■ INPUT DATA
● ● ●

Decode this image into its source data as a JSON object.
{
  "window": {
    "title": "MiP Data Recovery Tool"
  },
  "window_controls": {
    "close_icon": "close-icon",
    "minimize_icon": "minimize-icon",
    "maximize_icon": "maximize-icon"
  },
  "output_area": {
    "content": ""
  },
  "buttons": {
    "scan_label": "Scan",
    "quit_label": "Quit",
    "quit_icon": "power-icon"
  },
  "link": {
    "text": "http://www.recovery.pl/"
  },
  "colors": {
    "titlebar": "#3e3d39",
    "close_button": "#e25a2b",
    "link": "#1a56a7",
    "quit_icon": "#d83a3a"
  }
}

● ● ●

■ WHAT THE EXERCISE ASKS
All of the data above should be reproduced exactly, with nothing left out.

■ TASK SOLUTION
Decode this image into its source data as a JSON object.
{
  "window": {
    "title": "MiP Data Recovery Tool"
  },
  "window_controls": {
    "close_icon": "close-icon",
    "minimize_icon": "minimize-icon",
    "maximize_icon": "maximize-icon"
  },
  "output_area": {
    "content": ""
  },
  "buttons": {
    "scan_label": "Scan",
    "quit_label": "Quit",
    "quit_icon": "power-icon"
  },
  "link": {
    "text": "http://www.recovery.pl/"
  },
  "colors": {
    "titlebar": "#3e3d39",
    "close_button": "#e25a2b",
    "link": "#1a56a7",
    "quit_icon": "#d83a3a"
  }
}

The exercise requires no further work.